How to Spend Your Time Off
There is no prescription for how a sabbatical should be spent. For some people, it may mean merely resting.
“Once you’re mentally and physically recharged, you can start thinking about what other needs you have—like adventure (to help you feel more alive), intense psychotherapy (to address issues contributing to your burnout) or play (to feel lighter and less burdened in your adult life),” suggests Wright.
For others, taking time off might mean traveling. For budget-friendly options, check out sites like Workaway, which allows users to trade daily work for lodging and food, and TrustedHousesitters, which sets up pet sitters with pet owners.
Ask for What You Need
“The right time to take a sabbatical is when you need it, but also when you just really want it,” says Sarah Greenberg, the director of clinical designs and partnerships at BetterUp, an AI-driven professional coaching and mental fitness platform. “A sabbatical doesn’t have to be a response to a problem. When viable, it can be a proactive investment in yourself.” If you don’t have a sabbatical program built into your benefits, Greenberg suggests talking to a manager in your office with whom you have a good relationship to explore what’s possible.
Arrive at the meeting armed with a cost-benefit analysis (for example, how much more productive you could be if you had more energy), as well as ideas for who could handle your workload while you’re away.
If you’re not ready to ask for time off directly, try explaining your needs and asking for advice. “Bring your manager in as a partner to collaborate,” Greenberg says.
Diane*, 35, is a human resources professional who took a sabbatical at the end of 2021 to travel to London and Tuscany, Italy, among other places. Before she left, she talked to her manager, who helped her decide that returning to her job wouldn’t be beneficial to her or the company. She has since started a new position where she is much happier.
“Being honest and transparent with your manager or human resources representative can be a gateway to opportunity,” she says.
The Return to Work
Just as there is no right way to take a sabbatical, there is no right way to return to work. Rachel returned to the exact same position she had left, at the same salary, and realized that nothing had changed except her perspective. “Work doesn’t have to be what you do all of the time, every waking hour,” she says.
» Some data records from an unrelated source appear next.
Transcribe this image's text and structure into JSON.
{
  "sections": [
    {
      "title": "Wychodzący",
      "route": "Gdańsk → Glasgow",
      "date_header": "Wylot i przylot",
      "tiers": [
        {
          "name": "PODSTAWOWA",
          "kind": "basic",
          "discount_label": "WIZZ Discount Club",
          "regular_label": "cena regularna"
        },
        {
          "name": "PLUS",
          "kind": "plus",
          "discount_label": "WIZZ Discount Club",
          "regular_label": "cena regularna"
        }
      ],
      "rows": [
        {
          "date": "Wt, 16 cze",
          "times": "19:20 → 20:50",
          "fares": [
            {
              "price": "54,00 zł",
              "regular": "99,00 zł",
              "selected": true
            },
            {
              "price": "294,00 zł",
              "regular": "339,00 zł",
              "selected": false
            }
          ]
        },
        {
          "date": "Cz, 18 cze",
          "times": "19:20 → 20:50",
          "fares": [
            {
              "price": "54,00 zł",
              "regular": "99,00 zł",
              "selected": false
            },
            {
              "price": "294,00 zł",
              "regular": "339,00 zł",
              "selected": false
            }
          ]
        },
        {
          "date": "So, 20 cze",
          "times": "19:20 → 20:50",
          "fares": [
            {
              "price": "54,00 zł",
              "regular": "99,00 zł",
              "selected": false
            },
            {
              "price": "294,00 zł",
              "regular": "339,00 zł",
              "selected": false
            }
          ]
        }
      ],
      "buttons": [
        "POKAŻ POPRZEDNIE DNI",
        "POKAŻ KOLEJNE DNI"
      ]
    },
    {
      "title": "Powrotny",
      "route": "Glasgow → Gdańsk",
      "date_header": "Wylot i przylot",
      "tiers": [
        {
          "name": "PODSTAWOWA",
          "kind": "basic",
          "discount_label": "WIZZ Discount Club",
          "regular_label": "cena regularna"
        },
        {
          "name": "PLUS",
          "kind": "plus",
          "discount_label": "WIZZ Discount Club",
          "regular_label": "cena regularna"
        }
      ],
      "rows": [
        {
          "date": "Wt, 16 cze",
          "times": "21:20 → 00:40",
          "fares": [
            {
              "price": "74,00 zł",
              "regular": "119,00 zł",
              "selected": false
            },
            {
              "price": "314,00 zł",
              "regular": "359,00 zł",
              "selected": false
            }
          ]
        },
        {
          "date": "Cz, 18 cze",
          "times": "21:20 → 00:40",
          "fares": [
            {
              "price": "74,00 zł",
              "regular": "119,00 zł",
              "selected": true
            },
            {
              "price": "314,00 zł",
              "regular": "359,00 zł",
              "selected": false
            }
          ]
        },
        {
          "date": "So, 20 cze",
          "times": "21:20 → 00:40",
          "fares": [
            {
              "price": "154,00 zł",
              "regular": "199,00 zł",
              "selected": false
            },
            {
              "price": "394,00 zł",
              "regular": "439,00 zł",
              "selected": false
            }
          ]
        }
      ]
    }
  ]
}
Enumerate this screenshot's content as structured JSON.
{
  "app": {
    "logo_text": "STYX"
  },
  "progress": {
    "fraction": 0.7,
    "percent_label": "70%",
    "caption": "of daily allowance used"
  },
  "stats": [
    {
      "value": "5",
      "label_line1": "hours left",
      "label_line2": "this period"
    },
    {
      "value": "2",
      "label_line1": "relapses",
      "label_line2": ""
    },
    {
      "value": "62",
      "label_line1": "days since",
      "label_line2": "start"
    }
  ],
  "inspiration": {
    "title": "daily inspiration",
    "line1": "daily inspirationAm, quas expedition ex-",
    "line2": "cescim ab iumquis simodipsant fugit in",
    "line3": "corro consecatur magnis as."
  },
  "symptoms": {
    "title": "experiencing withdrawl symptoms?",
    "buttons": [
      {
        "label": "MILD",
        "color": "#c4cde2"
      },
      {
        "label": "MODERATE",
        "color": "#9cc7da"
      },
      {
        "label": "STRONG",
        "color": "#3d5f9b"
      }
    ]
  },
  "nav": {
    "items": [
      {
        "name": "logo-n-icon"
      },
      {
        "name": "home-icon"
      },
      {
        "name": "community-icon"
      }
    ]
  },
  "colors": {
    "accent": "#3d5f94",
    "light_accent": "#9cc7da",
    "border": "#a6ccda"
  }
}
Roshida never returned to her profession as a lawyer. Instead, she moved to Mexico City and began Shida’s on the Loose, a business that mentors other women who want to take sabbaticals. “I do enough work to pay my bills, and I try not to stress about the future,” she says.
Jessica, after two and a half years of traveling, began to get bored. “I missed the intellectual stimulation of work,” she says. She ended up accepting a job at the law firm where she had gotten her first job out of law school. Since then, she has made partner. “Taking those years off gave me better life perspective,” she says. Despite her successes, she recognizes that work, ultimately, is not the only thing that will define her life. “It’s just not that important.”
*These sources have asked to use a pseudonym.
Millie content is licensed from Meredith Operations Corporation, publisher of Millie, Real Simple, InStyle and more.
Brienne Walsh is a writer based in Savannah, Georgia. She contributes to Forbes, Rangefinder and MarketWatch, among other publications.